Records >>
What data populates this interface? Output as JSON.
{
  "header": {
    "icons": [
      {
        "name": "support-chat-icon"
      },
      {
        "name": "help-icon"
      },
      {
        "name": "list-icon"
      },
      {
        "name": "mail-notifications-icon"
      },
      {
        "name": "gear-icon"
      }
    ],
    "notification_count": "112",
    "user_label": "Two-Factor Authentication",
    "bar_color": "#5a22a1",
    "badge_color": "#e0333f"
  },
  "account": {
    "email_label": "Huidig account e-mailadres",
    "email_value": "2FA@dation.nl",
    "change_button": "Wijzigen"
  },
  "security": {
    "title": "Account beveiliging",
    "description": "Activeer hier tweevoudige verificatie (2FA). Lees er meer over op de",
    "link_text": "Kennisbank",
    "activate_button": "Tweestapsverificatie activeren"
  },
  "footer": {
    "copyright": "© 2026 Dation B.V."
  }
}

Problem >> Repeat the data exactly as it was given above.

Exercise output >>
What data populates this interface? Output as JSON.
{
  "header": {
    "icons": [
      {
        "name": "support-chat-icon"
      },
      {
        "name": "help-icon"
      },
      {
        "name": "list-icon"
      },
      {
        "name": "mail-notifications-icon"
      },
      {
        "name": "gear-icon"
      }
    ],
    "notification_count": "112",
    "user_label": "Two-Factor Authentication",
    "bar_color": "#5a22a1",
    "badge_color": "#e0333f"
  },
  "account": {
    "email_label": "Huidig account e-mailadres",
    "email_value": "2FA@dation.nl",
    "change_button": "Wijzigen"
  },
  "security": {
    "title": "Account beveiliging",
    "description": "Activeer hier tweevoudige verificatie (2FA). Lees er meer over op de",
    "link_text": "Kennisbank",
    "activate_button": "Tweestapsverificatie activeren"
  },
  "footer": {
    "copyright": "© 2026 Dation B.V."
  }
}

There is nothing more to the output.